Wednesday, Reddit quarantined r/NoNewNormal, a subreddit that is generally antimask, antivax, and is also against any government COVID restrictions.
The subreddit is for "skeptical discussion of the 'new normal' that has manifested as an outcome of the coronavirus (COVID-19) pandemic," according to its description. "We are a diverse international coalition with the shared goal of restoring our old ways of life before the world fell into the grips of fear and hysteria. Join the effort to improve the quality of discussion on Reddit by raising your own standards and encouraging the same of others." Most of the threads are dedicated to discussing conspiracy theories about the COVID-19 vaccine, which has drastically reduced death rates in countries that have been able to get significant portions of their population vaccinated.
As of Thursday morning, it has 112,000 members.
Now, when users visit the subreddit, they see a page that says the subreddit is quarantined, with the message, "For medical advice, please consult your physician" and options to enter or go back. Being quarantined means that posts from the subreddit will no longer show up on Reddit’s r/all page and users must be logged in to visit it.
The subreddit r/rejectnewnormal and r/refusenewnormal were banned for trying to create communities that served the same purpose as a previously-banned one. Other, related communities, r/PandemicHoax and r/truthseekers (for conspiracy theorists), are now set to private, so that only approved users can view them.
“The subreddit in question has been quarantined in accordance with Reddit's Quarantine Policy," a spokesperson for Reddit told me. Reddit has also addressed rule violating behaviors from some members individually. The platform prohibits users from encouraging others to do anything that might be harmful to their wellbeing—like drinking bleach to cure COVID-19, for example.
Reddit quarantines communities to prevent them from being seen accidentally by users who stumble into them, according to the platform: "Quarantined subreddits and their subscribers are still fully obliged to abide by Reddit’s Content Policy and remain subject to enforcement measures." Quarantined subreddits don't generate revenue and aren't included in searches or recommendations.
Most of the time, Reddit leaves moderation of subreddits up to individual moderators. Moderators are incentivized to make sure their communities play by Reddit's terms of service, to avoid being banned—the platform does step in, in extreme cases, as it recently did by banning subreddits dedicated to objectifying women Olympians and reposting stolen OnlyFans content. When it comes to COVID-19 misinformation, however, it's been criticized for taking a too hands-off approach: During the height of the pandemic in 2020, it quarantined r/Wuhan_Flu, but allowed it to continue to grow, despite it containing misinformation and hoaxes. “I feel it is becoming increasingly apparent that Reddit, with its voluntary content moderation system, is unable to respond adequately to the sharing of potentially dangerous health misinformation without significant reform in their moderation strategy,” a former r/Coronavirus moderator told Motherboard in February 2020. “The current system is insufficient at ensuring that health misinformation is not spread on that platform and needs significant reform.”

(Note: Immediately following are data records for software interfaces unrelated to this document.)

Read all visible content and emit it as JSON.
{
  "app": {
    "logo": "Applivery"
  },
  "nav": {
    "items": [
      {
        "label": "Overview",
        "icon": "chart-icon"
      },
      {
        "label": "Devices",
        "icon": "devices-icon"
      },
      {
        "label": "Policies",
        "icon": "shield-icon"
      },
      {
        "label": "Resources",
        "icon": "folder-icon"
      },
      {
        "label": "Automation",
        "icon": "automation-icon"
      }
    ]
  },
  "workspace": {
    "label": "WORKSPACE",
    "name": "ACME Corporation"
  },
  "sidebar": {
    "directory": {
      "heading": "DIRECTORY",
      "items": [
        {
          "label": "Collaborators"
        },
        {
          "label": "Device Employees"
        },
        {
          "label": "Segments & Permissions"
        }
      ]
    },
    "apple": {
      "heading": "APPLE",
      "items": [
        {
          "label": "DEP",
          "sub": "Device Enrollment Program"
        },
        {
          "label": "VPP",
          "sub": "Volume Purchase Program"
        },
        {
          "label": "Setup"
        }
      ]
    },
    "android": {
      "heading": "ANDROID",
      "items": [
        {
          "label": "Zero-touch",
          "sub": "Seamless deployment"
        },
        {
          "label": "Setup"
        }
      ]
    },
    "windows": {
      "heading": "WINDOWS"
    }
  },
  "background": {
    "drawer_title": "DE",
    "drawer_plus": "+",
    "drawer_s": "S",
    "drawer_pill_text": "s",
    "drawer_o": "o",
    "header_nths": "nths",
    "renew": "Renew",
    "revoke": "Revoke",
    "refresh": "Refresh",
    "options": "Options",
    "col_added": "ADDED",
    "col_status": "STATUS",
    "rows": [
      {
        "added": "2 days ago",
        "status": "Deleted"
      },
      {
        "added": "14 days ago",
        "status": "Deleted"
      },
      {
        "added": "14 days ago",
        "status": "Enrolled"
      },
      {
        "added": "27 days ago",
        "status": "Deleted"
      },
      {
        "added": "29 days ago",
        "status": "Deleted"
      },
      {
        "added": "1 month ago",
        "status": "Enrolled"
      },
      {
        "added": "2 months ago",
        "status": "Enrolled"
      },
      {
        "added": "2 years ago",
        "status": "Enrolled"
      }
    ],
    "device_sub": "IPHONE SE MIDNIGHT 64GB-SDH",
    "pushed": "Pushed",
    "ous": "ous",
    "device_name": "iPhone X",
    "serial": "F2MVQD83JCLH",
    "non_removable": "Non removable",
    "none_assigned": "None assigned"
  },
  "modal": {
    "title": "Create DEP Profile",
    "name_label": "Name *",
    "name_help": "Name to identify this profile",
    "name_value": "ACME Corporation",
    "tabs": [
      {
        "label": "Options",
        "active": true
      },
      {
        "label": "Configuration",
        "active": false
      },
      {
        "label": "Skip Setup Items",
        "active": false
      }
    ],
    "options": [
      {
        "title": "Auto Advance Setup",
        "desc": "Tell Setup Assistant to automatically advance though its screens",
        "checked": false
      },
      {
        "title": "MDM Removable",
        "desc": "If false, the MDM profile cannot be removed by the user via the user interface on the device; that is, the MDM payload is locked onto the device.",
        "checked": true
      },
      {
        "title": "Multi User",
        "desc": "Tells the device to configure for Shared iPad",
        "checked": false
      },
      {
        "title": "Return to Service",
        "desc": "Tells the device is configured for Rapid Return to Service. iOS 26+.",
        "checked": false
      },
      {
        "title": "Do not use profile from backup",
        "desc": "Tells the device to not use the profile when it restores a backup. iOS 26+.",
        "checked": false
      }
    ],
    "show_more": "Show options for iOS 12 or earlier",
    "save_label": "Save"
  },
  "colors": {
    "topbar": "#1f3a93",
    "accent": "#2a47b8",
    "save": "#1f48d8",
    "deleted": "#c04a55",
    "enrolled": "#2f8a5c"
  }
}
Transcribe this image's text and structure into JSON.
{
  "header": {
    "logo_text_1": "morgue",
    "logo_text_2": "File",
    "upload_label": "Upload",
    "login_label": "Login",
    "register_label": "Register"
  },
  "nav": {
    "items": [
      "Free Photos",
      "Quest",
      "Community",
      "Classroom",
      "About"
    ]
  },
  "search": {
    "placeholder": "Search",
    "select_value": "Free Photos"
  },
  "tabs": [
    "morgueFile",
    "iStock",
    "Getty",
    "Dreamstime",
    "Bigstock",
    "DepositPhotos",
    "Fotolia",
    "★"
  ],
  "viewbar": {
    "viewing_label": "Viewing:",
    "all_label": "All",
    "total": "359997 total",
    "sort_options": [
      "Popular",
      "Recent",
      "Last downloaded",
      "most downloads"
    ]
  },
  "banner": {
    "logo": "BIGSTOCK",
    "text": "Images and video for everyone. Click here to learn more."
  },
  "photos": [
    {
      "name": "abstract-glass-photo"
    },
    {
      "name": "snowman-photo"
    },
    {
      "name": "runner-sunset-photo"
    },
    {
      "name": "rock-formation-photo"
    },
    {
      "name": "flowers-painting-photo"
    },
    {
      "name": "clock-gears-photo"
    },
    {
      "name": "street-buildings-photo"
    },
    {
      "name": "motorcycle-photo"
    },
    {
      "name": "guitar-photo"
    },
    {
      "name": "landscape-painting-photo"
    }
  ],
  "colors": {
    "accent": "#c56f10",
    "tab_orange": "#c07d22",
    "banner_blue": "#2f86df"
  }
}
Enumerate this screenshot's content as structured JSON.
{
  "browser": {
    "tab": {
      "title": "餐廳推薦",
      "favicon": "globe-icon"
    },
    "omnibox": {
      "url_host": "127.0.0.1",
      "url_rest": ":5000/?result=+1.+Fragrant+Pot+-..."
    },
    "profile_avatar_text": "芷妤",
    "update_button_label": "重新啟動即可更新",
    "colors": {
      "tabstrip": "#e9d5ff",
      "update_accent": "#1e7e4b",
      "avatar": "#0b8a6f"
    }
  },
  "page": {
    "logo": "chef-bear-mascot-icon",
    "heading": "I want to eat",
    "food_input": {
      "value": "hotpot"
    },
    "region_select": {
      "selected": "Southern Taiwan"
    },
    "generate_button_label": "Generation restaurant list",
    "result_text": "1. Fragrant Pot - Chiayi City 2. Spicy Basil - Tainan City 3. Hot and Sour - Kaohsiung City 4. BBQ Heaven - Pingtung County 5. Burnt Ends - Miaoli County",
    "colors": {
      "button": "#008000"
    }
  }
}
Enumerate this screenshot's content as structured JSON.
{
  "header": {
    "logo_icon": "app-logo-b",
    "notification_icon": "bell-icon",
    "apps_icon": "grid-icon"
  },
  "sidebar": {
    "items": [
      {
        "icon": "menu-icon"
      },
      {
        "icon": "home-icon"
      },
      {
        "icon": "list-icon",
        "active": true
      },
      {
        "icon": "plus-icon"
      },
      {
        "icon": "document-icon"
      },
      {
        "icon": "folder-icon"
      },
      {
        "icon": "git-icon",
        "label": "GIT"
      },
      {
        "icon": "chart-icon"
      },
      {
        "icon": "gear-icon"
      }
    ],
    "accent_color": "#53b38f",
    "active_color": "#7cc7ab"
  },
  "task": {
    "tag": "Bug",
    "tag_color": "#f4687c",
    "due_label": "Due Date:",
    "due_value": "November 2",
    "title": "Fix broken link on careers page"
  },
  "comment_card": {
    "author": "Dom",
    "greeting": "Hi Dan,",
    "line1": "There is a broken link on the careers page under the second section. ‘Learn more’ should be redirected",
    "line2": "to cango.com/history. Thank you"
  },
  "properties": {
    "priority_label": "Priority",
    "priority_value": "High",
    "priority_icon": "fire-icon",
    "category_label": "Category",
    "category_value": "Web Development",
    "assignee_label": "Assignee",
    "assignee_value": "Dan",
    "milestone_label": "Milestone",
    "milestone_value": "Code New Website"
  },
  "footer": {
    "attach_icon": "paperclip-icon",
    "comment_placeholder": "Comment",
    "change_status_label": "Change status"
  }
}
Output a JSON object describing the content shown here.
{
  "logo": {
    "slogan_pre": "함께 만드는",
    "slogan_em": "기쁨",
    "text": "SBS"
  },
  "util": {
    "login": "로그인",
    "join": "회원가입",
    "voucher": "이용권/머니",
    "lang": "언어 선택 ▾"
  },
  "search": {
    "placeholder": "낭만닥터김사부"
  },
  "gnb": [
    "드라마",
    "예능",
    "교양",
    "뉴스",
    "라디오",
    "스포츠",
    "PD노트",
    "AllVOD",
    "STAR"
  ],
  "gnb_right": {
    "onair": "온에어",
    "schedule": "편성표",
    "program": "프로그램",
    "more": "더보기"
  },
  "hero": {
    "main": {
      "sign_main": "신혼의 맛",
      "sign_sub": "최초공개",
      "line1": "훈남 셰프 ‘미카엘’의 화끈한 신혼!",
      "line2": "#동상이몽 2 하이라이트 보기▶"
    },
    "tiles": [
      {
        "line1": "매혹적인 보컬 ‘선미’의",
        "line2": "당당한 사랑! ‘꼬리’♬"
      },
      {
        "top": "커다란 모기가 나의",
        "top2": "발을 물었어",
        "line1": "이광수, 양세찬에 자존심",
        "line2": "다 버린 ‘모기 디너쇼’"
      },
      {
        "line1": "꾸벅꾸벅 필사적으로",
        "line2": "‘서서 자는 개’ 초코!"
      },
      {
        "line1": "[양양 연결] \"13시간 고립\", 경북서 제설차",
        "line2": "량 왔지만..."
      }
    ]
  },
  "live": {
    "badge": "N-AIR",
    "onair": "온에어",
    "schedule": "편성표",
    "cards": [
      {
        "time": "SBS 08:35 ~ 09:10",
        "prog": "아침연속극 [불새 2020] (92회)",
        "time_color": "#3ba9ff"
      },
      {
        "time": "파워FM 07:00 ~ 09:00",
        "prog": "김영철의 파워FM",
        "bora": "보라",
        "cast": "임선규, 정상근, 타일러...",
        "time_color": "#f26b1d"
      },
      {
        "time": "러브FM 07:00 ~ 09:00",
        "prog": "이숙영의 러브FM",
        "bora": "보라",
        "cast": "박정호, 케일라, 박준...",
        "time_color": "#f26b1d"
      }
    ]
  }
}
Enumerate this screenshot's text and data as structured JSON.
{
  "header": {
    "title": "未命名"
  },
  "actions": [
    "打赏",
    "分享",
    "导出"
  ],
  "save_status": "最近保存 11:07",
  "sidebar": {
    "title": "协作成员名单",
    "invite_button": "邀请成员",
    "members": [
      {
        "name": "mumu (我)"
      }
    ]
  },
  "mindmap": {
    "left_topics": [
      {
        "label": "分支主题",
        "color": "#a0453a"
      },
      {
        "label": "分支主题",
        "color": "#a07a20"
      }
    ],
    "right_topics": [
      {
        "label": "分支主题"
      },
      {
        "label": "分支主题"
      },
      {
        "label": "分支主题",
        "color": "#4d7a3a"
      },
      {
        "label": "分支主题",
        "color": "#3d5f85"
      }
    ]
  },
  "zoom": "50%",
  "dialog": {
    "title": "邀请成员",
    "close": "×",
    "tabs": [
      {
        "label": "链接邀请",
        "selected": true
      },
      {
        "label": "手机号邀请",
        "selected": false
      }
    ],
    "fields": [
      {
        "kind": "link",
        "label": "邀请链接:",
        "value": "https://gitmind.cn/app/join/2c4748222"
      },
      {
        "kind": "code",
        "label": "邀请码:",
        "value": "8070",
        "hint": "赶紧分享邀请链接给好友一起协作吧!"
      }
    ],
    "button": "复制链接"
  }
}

For the past 24 hours on r/NoNewNormal, users have been posting their outrage at Reddit for putting them in quarantine. "Reddit is silencing us for our ideas not our actions. We don't brigade or break site wide rules. Yet here we are digitally quarantined on a platform that once was about freedom of expression and speech. Current admins should be ashamed of what they did to the platform," one user wrote.